Task description. Return the data that follows exactly. Include every line.
______________________________
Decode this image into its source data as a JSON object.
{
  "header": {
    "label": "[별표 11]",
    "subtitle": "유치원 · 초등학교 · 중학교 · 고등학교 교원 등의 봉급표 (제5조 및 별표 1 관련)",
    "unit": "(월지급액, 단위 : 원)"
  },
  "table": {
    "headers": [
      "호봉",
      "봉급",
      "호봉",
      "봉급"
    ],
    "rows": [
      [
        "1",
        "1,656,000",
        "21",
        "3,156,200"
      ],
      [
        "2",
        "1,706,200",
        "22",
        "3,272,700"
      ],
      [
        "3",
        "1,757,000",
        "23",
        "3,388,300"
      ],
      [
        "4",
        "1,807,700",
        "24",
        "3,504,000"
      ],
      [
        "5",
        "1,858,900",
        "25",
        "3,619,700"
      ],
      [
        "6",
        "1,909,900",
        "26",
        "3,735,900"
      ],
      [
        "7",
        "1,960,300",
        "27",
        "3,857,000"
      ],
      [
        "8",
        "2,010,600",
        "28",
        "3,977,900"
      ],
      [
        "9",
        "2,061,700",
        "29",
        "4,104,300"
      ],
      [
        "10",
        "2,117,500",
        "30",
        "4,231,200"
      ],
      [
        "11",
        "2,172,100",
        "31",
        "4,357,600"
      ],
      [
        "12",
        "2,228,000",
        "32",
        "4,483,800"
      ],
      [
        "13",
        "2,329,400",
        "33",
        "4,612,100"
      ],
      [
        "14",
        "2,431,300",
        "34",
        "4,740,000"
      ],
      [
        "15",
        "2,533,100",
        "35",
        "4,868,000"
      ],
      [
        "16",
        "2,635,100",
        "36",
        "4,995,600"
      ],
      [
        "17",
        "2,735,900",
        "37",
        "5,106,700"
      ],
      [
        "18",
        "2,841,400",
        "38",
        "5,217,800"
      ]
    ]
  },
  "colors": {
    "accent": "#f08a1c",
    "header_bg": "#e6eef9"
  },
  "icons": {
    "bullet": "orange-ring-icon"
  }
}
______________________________
Solution for this problem.
Decode this image into its source data as a JSON object.
{
  "header": {
    "label": "[별표 11]",
    "subtitle": "유치원 · 초등학교 · 중학교 · 고등학교 교원 등의 봉급표 (제5조 및 별표 1 관련)",
    "unit": "(월지급액, 단위 : 원)"
  },
  "table": {
    "headers": [
      "호봉",
      "봉급",
      "호봉",
      "봉급"
    ],
    "rows": [
      [
        "1",
        "1,656,000",
        "21",
        "3,156,200"
      ],
      [
        "2",
        "1,706,200",
        "22",
        "3,272,700"
      ],
      [
        "3",
        "1,757,000",
        "23",
        "3,388,300"
      ],
      [
        "4",
        "1,807,700",
        "24",
        "3,504,000"
      ],
      [
        "5",
        "1,858,900",
        "25",
        "3,619,700"
      ],
      [
        "6",
        "1,909,900",
        "26",
        "3,735,900"
      ],
      [
        "7",
        "1,960,300",
        "27",
        "3,857,000"
      ],
      [
        "8",
        "2,010,600",
        "28",
        "3,977,900"
      ],
      [
        "9",
        "2,061,700",
        "29",
        "4,104,300"
      ],
      [
        "10",
        "2,117,500",
        "30",
        "4,231,200"
      ],
      [
        "11",
        "2,172,100",
        "31",
        "4,357,600"
      ],
      [
        "12",
        "2,228,000",
        "32",
        "4,483,800"
      ],
      [
        "13",
        "2,329,400",
        "33",
        "4,612,100"
      ],
      [
        "14",
        "2,431,300",
        "34",
        "4,740,000"
      ],
      [
        "15",
        "2,533,100",
        "35",
        "4,868,000"
      ],
      [
        "16",
        "2,635,100",
        "36",
        "4,995,600"
      ],
      [
        "17",
        "2,735,900",
        "37",
        "5,106,700"
      ],
      [
        "18",
        "2,841,400",
        "38",
        "5,217,800"
      ]
    ]
  },
  "colors": {
    "accent": "#f08a1c",
    "header_bg": "#e6eef9"
  },
  "icons": {
    "bullet": "orange-ring-icon"
  }
}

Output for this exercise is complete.